The wedding itself was beautiful, but weird. Catherine, at 48, is ten years younger than I. Bob, the groom, is 79. So you won't have to count on your fingers (like I do) that's 31 years difference. He is neither rich nor organized, and Catherine is even less organized. I hope it truly is a love match. Her sons dislike her to the point of hatred (they have been poisoned by their father), but Catherine does stupid things, like not including then in the "family wedding photos." The eldest voiced his bitterness, the youngest just shrugged. I wanted to cry for them. Bob tries to stay out of it.
I am glad I went; I wanted to support Catherine, see the wedding and I hope I helped her by taking care of my parents, buying food, and generally keeping the retreat house situation as grounded as possible. But I came home and was very sad. None of my parents' offshoots have had good lives, and neither have our own offshoots. We all need more therapy than is available, and sometime I think my own years on and off in therapy have just allowed me to see all this clearer than most.
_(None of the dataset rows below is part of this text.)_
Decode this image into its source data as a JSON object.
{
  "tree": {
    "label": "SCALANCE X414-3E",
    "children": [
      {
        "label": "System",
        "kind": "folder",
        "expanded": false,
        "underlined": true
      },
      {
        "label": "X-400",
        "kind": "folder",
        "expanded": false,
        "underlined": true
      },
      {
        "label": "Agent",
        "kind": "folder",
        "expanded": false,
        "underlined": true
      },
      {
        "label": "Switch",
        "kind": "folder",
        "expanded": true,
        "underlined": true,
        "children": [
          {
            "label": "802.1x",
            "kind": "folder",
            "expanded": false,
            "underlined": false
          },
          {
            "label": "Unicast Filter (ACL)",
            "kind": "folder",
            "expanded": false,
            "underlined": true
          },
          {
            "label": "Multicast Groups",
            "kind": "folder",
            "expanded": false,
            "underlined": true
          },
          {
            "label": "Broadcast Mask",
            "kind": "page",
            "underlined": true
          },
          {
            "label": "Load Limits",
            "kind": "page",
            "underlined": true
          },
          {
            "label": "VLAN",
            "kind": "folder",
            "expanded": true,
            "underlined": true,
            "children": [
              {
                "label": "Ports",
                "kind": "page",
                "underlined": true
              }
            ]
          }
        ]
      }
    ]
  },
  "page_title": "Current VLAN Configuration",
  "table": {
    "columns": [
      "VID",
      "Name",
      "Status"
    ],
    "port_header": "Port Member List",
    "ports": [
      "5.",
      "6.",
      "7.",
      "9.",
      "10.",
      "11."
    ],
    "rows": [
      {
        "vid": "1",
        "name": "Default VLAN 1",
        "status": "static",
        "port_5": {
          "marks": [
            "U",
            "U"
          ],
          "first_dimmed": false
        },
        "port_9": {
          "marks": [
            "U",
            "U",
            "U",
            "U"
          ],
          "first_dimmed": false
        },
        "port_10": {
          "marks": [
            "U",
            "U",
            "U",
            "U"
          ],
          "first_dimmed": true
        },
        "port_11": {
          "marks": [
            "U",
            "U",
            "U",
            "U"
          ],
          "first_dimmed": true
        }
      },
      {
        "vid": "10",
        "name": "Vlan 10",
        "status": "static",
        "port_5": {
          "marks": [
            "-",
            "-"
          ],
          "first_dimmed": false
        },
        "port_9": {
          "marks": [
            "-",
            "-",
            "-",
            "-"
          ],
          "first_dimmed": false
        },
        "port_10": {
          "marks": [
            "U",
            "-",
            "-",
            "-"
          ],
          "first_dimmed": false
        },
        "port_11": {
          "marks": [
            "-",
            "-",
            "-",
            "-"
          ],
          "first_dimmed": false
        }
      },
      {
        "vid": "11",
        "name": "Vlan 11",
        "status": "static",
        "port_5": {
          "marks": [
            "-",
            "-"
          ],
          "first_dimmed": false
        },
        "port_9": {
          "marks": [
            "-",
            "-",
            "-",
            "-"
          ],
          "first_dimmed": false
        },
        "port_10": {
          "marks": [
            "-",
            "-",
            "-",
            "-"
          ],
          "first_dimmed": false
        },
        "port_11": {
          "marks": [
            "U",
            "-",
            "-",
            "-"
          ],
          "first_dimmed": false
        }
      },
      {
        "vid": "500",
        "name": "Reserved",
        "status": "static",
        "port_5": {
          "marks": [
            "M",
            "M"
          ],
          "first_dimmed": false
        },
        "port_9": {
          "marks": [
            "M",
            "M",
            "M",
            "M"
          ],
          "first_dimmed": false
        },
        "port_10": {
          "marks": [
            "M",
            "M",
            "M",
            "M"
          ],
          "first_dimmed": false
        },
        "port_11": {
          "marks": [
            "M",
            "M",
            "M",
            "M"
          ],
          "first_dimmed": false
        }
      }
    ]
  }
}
Still, Catherine walked down the aisle on my father's arm, dressed in a vintage turquoise beaded cocktail dress, looking radiant, and Bob got quite choked up as he said his vows. I really wish them happiness and enjoyment of each other.
Thank you for keeping my mother in your prayers, and I'll let you know haw she is when my father lets me know. I'll probably not talk to her for at least a couple of weeks.